## MATERIAL PROVIDED
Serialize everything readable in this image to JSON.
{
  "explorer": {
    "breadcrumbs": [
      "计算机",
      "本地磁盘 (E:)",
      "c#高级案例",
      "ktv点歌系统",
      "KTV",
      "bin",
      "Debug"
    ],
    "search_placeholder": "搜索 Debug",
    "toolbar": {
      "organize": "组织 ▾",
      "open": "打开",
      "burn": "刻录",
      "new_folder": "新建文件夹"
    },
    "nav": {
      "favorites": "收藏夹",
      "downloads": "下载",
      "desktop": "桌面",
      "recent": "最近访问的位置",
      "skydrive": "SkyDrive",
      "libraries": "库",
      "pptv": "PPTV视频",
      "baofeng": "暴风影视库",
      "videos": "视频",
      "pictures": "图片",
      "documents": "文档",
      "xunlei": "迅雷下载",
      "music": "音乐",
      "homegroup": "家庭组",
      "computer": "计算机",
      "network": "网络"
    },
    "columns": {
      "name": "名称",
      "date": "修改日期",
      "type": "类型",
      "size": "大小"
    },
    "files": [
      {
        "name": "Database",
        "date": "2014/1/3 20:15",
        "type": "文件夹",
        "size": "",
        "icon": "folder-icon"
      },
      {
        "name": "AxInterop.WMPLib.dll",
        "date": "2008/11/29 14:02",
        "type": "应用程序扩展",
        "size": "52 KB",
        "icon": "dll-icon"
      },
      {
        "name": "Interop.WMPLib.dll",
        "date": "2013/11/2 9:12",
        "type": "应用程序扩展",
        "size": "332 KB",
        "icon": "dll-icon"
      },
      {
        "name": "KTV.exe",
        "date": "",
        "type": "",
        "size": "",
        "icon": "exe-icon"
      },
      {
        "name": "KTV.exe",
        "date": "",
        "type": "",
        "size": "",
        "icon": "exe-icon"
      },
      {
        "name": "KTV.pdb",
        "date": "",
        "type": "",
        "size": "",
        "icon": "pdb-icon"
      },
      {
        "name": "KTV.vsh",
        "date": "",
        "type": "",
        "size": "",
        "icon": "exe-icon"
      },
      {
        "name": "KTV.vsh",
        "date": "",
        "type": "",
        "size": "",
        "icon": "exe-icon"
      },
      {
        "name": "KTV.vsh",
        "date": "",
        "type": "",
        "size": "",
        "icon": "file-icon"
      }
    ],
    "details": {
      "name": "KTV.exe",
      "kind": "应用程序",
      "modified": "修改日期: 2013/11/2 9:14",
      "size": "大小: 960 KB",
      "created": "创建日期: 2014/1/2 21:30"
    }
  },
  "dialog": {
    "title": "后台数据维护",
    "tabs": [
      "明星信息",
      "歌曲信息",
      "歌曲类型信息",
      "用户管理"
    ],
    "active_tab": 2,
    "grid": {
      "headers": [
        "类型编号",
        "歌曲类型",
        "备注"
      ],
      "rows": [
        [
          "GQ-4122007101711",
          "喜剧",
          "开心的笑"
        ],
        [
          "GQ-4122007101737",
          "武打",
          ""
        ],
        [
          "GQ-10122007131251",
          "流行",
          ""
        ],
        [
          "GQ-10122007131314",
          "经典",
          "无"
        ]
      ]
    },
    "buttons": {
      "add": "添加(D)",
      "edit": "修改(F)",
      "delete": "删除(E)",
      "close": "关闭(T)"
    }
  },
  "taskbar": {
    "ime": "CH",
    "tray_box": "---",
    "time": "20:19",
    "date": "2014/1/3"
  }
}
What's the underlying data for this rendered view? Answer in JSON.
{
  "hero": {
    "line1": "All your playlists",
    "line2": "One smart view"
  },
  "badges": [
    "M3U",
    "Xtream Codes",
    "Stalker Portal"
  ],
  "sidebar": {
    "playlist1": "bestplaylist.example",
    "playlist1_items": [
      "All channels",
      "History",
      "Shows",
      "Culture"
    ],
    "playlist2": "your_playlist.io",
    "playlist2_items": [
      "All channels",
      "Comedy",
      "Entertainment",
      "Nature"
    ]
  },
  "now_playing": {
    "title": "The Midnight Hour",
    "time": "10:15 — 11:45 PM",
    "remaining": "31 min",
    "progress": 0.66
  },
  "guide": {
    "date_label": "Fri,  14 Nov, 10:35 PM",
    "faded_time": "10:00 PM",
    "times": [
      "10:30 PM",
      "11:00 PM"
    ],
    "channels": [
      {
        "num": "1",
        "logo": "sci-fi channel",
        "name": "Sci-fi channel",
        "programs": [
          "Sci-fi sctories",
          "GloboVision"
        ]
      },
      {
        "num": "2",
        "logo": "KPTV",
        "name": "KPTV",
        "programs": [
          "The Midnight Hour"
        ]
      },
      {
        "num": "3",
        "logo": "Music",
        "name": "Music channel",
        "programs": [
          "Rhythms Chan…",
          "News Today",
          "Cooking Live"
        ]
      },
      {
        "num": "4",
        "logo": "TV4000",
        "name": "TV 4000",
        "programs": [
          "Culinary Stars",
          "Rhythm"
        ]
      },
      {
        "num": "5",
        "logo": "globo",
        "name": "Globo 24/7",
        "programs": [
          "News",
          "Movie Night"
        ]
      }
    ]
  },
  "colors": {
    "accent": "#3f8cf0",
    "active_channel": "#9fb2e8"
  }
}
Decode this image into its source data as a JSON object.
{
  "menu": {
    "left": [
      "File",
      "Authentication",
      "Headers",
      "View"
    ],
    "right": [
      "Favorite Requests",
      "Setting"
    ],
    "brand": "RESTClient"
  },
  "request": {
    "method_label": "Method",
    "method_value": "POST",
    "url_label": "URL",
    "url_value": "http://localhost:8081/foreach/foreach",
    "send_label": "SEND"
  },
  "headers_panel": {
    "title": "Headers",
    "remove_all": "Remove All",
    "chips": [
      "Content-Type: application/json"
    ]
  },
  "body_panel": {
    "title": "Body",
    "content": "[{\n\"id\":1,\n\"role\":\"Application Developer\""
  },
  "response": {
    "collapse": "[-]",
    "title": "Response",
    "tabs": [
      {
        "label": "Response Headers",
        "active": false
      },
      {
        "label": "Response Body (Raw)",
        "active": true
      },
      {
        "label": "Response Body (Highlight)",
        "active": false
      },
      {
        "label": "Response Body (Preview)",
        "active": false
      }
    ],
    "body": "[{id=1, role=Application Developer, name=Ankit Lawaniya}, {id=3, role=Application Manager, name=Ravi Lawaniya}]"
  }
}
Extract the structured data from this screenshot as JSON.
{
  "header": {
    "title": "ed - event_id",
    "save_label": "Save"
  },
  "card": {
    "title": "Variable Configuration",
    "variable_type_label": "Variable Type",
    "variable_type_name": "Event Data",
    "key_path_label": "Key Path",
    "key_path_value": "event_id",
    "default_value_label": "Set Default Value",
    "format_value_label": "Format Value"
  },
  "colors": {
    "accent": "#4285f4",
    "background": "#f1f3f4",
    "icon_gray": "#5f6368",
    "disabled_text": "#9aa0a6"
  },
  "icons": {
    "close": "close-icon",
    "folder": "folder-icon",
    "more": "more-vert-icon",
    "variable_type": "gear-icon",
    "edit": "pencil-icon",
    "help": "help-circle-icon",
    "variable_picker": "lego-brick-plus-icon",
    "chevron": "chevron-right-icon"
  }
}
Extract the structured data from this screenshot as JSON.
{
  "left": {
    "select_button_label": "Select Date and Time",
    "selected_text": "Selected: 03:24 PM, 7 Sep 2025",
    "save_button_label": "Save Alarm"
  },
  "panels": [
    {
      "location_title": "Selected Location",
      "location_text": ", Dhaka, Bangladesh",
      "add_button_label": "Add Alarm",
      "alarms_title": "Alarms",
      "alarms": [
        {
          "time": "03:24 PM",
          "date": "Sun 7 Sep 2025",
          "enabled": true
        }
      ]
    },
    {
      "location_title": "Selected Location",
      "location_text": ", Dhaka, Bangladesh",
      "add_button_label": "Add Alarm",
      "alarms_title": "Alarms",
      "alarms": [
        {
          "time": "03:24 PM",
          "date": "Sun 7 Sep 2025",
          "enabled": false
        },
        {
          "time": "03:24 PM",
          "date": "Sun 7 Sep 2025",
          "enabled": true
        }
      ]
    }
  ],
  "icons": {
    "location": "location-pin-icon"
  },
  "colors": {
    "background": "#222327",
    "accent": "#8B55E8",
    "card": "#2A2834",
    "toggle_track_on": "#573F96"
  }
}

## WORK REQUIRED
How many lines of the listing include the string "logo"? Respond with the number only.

## PROBLEM SOLUTION
5